== Segment start ==
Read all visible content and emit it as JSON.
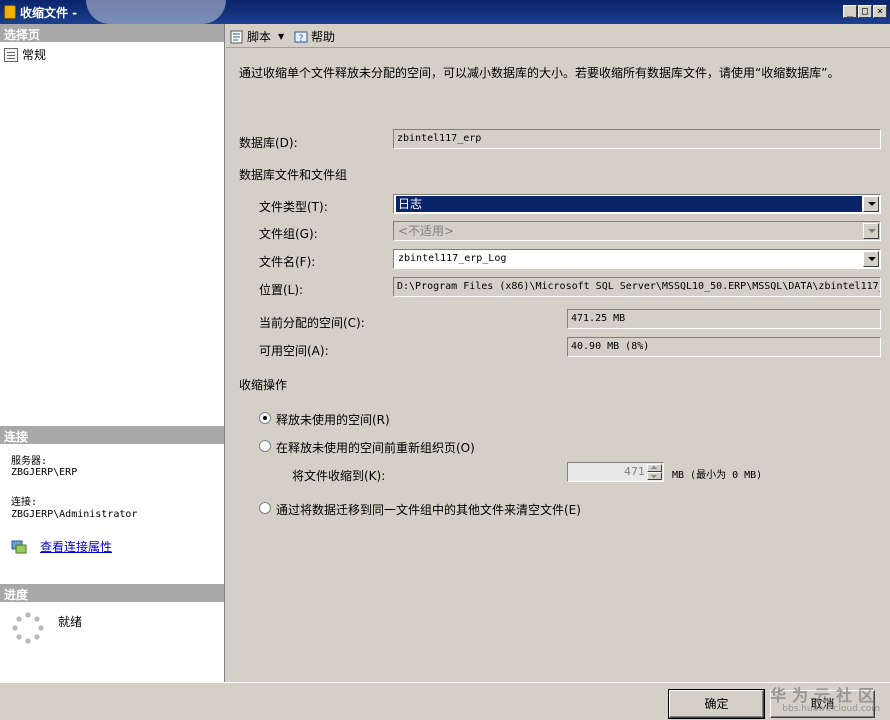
{
  "window": {
    "title": "收缩文件 -",
    "buttons": {
      "minimize": "_",
      "maximize": "□",
      "close": "×"
    }
  },
  "left_pane": {
    "select_page_header": "选择页",
    "nav_items": [
      {
        "label": "常规",
        "icon": "general-page-icon"
      }
    ],
    "connection_header": "连接",
    "server_label": "服务器:",
    "server_value": "ZBGJERP\\ERP",
    "connection_label": "连接:",
    "connection_value": "ZBGJERP\\Administrator",
    "view_connection_properties": "查看连接属性",
    "progress_header": "进度",
    "progress_status": "就绪"
  },
  "toolbar": {
    "script_label": "脚本",
    "help_label": "帮助"
  },
  "form": {
    "description": "通过收缩单个文件释放未分配的空间，可以减小数据库的大小。若要收缩所有数据库文件，请使用“收缩数据库”。",
    "database_label": "数据库(D):",
    "database_value": "zbintel117_erp",
    "files_section_label": "数据库文件和文件组",
    "file_type_label": "文件类型(T):",
    "file_type_value": "日志",
    "filegroup_label": "文件组(G):",
    "filegroup_value": "<不适用>",
    "file_name_label": "文件名(F):",
    "file_name_value": "zbintel117_erp_Log",
    "location_label": "位置(L):",
    "location_value": "D:\\Program Files (x86)\\Microsoft SQL Server\\MSSQL10_50.ERP\\MSSQL\\DATA\\zbintel117_",
    "allocated_label": "当前分配的空间(C):",
    "allocated_value": "471.25 MB",
    "available_label": "可用空间(A):",
    "available_value": "40.90 MB (8%)",
    "shrink_action_label": "收缩操作",
    "option_release": "释放未使用的空间(R)",
    "option_reorganize": "在释放未使用的空间前重新组织页(O)",
    "shrink_to_label": "将文件收缩到(K):",
    "shrink_to_value": "471",
    "shrink_to_unit": "MB (最小为 0 MB)",
    "option_empty": "通过将数据迁移到同一文件组中的其他文件来清空文件(E)"
  },
  "buttons": {
    "ok": "确定",
    "cancel": "取消"
  },
  "watermark": {
    "line1": "华为云社区",
    "line2": "bbs.huaweicloud.com"
  }
}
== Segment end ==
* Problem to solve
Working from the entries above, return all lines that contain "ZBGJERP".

* Your response
    "server_value": "ZBGJERP\\ERP",
    "connection_value": "ZBGJERP\\Administrator",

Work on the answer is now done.